### WHAT IS NEEDED
Reproduce the data below exactly. Skip the pictures.

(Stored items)
────

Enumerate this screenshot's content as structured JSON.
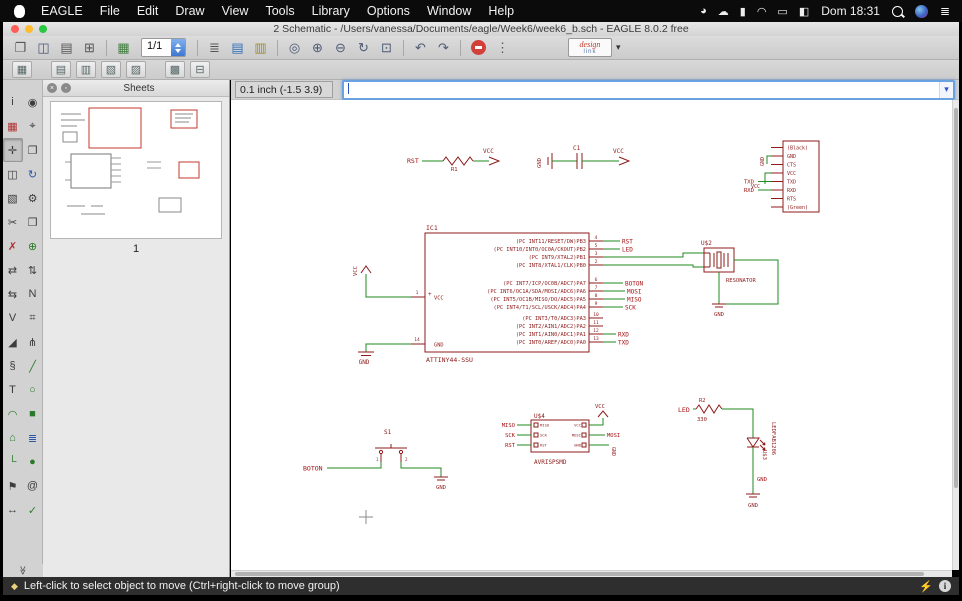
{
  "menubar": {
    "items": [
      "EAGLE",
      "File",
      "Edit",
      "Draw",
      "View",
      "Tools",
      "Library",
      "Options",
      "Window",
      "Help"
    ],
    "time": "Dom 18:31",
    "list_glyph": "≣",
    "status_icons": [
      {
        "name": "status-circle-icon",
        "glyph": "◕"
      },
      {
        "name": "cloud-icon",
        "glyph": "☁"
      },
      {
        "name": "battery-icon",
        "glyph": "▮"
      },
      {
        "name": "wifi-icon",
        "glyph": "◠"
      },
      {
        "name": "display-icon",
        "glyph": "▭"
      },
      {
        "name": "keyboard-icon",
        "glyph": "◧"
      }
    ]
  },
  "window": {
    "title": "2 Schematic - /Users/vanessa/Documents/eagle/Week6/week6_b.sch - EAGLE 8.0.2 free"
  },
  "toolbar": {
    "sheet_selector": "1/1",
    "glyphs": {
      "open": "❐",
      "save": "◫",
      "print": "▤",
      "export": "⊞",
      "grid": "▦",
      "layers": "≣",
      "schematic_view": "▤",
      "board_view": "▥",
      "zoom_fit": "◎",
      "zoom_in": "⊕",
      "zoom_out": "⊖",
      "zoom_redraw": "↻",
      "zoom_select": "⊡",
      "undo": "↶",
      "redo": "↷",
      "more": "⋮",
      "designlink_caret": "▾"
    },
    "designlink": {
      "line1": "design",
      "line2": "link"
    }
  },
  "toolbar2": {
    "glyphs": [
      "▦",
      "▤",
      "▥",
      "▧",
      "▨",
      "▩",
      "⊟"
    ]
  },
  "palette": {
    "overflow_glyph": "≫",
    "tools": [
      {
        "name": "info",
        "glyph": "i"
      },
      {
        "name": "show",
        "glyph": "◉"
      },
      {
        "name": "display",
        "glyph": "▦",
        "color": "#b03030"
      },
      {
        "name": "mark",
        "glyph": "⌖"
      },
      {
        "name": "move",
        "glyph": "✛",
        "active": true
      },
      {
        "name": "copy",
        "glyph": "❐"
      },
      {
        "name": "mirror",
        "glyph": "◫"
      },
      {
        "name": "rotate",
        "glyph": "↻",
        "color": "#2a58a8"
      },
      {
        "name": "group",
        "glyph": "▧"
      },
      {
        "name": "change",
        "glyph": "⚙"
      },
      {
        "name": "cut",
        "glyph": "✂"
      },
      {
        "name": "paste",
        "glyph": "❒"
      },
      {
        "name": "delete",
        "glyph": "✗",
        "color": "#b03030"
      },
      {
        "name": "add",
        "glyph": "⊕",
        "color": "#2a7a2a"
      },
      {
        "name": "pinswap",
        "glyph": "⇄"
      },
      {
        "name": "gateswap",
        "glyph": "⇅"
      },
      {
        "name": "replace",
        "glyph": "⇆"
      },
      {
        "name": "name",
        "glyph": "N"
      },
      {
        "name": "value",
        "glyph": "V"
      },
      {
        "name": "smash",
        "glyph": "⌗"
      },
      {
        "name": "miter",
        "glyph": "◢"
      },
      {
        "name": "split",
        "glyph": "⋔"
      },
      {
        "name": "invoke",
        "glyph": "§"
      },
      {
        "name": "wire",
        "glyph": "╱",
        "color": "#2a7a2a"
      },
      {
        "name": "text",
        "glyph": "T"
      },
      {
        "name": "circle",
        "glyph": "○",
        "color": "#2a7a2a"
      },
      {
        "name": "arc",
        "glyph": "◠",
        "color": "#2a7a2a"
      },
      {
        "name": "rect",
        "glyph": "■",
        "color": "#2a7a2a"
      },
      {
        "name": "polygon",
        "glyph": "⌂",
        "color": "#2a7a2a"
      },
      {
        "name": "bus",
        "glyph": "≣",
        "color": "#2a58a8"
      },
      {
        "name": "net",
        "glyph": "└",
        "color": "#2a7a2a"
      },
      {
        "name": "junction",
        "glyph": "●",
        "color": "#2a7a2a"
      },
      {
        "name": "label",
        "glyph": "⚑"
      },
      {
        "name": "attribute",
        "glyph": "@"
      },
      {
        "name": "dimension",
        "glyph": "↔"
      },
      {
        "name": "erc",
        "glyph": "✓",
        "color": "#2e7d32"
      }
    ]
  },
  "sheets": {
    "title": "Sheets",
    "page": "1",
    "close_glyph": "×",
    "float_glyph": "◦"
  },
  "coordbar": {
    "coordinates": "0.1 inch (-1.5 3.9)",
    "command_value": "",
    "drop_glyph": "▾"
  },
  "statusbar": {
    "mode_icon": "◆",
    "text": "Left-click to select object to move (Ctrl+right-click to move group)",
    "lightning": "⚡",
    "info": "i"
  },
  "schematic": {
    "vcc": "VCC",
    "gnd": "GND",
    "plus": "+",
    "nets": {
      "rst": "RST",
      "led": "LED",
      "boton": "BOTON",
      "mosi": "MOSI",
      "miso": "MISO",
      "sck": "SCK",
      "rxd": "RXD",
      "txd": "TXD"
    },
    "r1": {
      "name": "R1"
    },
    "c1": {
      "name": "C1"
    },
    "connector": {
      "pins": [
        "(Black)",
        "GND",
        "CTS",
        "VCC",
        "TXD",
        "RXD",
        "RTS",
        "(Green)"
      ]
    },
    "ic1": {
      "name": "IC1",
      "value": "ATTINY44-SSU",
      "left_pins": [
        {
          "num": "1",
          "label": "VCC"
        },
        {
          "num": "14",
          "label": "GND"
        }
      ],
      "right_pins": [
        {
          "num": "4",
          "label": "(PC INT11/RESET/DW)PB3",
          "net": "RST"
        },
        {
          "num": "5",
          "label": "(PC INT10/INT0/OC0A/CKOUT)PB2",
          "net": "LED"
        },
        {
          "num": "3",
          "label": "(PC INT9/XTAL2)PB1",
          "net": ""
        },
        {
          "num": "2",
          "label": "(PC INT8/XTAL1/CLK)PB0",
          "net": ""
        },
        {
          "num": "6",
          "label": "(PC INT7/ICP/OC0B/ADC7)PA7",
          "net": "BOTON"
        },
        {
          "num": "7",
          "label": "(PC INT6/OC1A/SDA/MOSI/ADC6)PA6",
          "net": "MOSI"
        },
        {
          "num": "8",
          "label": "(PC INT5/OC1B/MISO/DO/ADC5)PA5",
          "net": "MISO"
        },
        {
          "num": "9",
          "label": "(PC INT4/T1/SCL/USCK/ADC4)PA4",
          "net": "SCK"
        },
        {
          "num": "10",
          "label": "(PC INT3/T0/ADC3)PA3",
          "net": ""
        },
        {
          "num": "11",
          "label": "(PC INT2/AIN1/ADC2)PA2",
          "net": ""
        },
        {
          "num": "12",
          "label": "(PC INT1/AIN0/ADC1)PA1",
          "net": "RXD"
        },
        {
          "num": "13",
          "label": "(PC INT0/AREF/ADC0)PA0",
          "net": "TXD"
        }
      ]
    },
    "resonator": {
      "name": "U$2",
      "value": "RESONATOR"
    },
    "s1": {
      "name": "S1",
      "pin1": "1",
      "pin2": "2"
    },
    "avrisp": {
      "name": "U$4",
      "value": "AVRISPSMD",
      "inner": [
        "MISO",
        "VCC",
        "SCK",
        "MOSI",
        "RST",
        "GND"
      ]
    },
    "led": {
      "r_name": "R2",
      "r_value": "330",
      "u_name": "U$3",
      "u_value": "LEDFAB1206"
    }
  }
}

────

### RESPONSE TO THIS EXERCISE
Enumerate this screenshot's content as structured JSON.
{
  "menubar": {
    "items": [
      "EAGLE",
      "File",
      "Edit",
      "Draw",
      "View",
      "Tools",
      "Library",
      "Options",
      "Window",
      "Help"
    ],
    "time": "Dom 18:31",
    "list_glyph": "≣",
    "status_icons": [
      {
        "name": "status-circle-icon",
        "glyph": "◕"
      },
      {
        "name": "cloud-icon",
        "glyph": "☁"
      },
      {
        "name": "battery-icon",
        "glyph": "▮"
      },
      {
        "name": "wifi-icon",
        "glyph": "◠"
      },
      {
        "name": "display-icon",
        "glyph": "▭"
      },
      {
        "name": "keyboard-icon",
        "glyph": "◧"
      }
    ]
  },
  "window": {
    "title": "2 Schematic - /Users/vanessa/Documents/eagle/Week6/week6_b.sch - EAGLE 8.0.2 free"
  },
  "toolbar": {
    "sheet_selector": "1/1",
    "glyphs": {
      "open": "❐",
      "save": "◫",
      "print": "▤",
      "export": "⊞",
      "grid": "▦",
      "layers": "≣",
      "schematic_view": "▤",
      "board_view": "▥",
      "zoom_fit": "◎",
      "zoom_in": "⊕",
      "zoom_out": "⊖",
      "zoom_redraw": "↻",
      "zoom_select": "⊡",
      "undo": "↶",
      "redo": "↷",
      "more": "⋮",
      "designlink_caret": "▾"
    },
    "designlink": {
      "line1": "design",
      "line2": "link"
    }
  },
  "toolbar2": {
    "glyphs": [
      "▦",
      "▤",
      "▥",
      "▧",
      "▨",
      "▩",
      "⊟"
    ]
  },
  "palette": {
    "overflow_glyph": "≫",
    "tools": [
      {
        "name": "info",
        "glyph": "i"
      },
      {
        "name": "show",
        "glyph": "◉"
      },
      {
        "name": "display",
        "glyph": "▦",
        "color": "#b03030"
      },
      {
        "name": "mark",
        "glyph": "⌖"
      },
      {
        "name": "move",
        "glyph": "✛",
        "active": true
      },
      {
        "name": "copy",
        "glyph": "❐"
      },
      {
        "name": "mirror",
        "glyph": "◫"
      },
      {
        "name": "rotate",
        "glyph": "↻",
        "color": "#2a58a8"
      },
      {
        "name": "group",
        "glyph": "▧"
      },
      {
        "name": "change",
        "glyph": "⚙"
      },
      {
        "name": "cut",
        "glyph": "✂"
      },
      {
        "name": "paste",
        "glyph": "❒"
      },
      {
        "name": "delete",
        "glyph": "✗",
        "color": "#b03030"
      },
      {
        "name": "add",
        "glyph": "⊕",
        "color": "#2a7a2a"
      },
      {
        "name": "pinswap",
        "glyph": "⇄"
      },
      {
        "name": "gateswap",
        "glyph": "⇅"
      },
      {
        "name": "replace",
        "glyph": "⇆"
      },
      {
        "name": "name",
        "glyph": "N"
      },
      {
        "name": "value",
        "glyph": "V"
      },
      {
        "name": "smash",
        "glyph": "⌗"
      },
      {
        "name": "miter",
        "glyph": "◢"
      },
      {
        "name": "split",
        "glyph": "⋔"
      },
      {
        "name": "invoke",
        "glyph": "§"
      },
      {
        "name": "wire",
        "glyph": "╱",
        "color": "#2a7a2a"
      },
      {
        "name": "text",
        "glyph": "T"
      },
      {
        "name": "circle",
        "glyph": "○",
        "color": "#2a7a2a"
      },
      {
        "name": "arc",
        "glyph": "◠",
        "color": "#2a7a2a"
      },
      {
        "name": "rect",
        "glyph": "■",
        "color": "#2a7a2a"
      },
      {
        "name": "polygon",
        "glyph": "⌂",
        "color": "#2a7a2a"
      },
      {
        "name": "bus",
        "glyph": "≣",
        "color": "#2a58a8"
      },
      {
        "name": "net",
        "glyph": "└",
        "color": "#2a7a2a"
      },
      {
        "name": "junction",
        "glyph": "●",
        "color": "#2a7a2a"
      },
      {
        "name": "label",
        "glyph": "⚑"
      },
      {
        "name": "attribute",
        "glyph": "@"
      },
      {
        "name": "dimension",
        "glyph": "↔"
      },
      {
        "name": "erc",
        "glyph": "✓",
        "color": "#2e7d32"
      }
    ]
  },
  "sheets": {
    "title": "Sheets",
    "page": "1",
    "close_glyph": "×",
    "float_glyph": "◦"
  },
  "coordbar": {
    "coordinates": "0.1 inch (-1.5 3.9)",
    "command_value": "",
    "drop_glyph": "▾"
  },
  "statusbar": {
    "mode_icon": "◆",
    "text": "Left-click to select object to move (Ctrl+right-click to move group)",
    "lightning": "⚡",
    "info": "i"
  },
  "schematic": {
    "vcc": "VCC",
    "gnd": "GND",
    "plus": "+",
    "nets": {
      "rst": "RST",
      "led": "LED",
      "boton": "BOTON",
      "mosi": "MOSI",
      "miso": "MISO",
      "sck": "SCK",
      "rxd": "RXD",
      "txd": "TXD"
    },
    "r1": {
      "name": "R1"
    },
    "c1": {
      "name": "C1"
    },
    "connector": {
      "pins": [
        "(Black)",
        "GND",
        "CTS",
        "VCC",
        "TXD",
        "RXD",
        "RTS",
        "(Green)"
      ]
    },
    "ic1": {
      "name": "IC1",
      "value": "ATTINY44-SSU",
      "left_pins": [
        {
          "num": "1",
          "label": "VCC"
        },
        {
          "num": "14",
          "label": "GND"
        }
      ],
      "right_pins": [
        {
          "num": "4",
          "label": "(PC INT11/RESET/DW)PB3",
          "net": "RST"
        },
        {
          "num": "5",
          "label": "(PC INT10/INT0/OC0A/CKOUT)PB2",
          "net": "LED"
        },
        {
          "num": "3",
          "label": "(PC INT9/XTAL2)PB1",
          "net": ""
        },
        {
          "num": "2",
          "label": "(PC INT8/XTAL1/CLK)PB0",
          "net": ""
        },
        {
          "num": "6",
          "label": "(PC INT7/ICP/OC0B/ADC7)PA7",
          "net": "BOTON"
        },
        {
          "num": "7",
          "label": "(PC INT6/OC1A/SDA/MOSI/ADC6)PA6",
          "net": "MOSI"
        },
        {
          "num": "8",
          "label": "(PC INT5/OC1B/MISO/DO/ADC5)PA5",
          "net": "MISO"
        },
        {
          "num": "9",
          "label": "(PC INT4/T1/SCL/USCK/ADC4)PA4",
          "net": "SCK"
        },
        {
          "num": "10",
          "label": "(PC INT3/T0/ADC3)PA3",
          "net": ""
        },
        {
          "num": "11",
          "label": "(PC INT2/AIN1/ADC2)PA2",
          "net": ""
        },
        {
          "num": "12",
          "label": "(PC INT1/AIN0/ADC1)PA1",
          "net": "RXD"
        },
        {
          "num": "13",
          "label": "(PC INT0/AREF/ADC0)PA0",
          "net": "TXD"
        }
      ]
    },
    "resonator": {
      "name": "U$2",
      "value": "RESONATOR"
    },
    "s1": {
      "name": "S1",
      "pin1": "1",
      "pin2": "2"
    },
    "avrisp": {
      "name": "U$4",
      "value": "AVRISPSMD",
      "inner": [
        "MISO",
        "VCC",
        "SCK",
        "MOSI",
        "RST",
        "GND"
      ]
    },
    "led": {
      "r_name": "R2",
      "r_value": "330",
      "u_name": "U$3",
      "u_value": "LEDFAB1206"
    }
  }
}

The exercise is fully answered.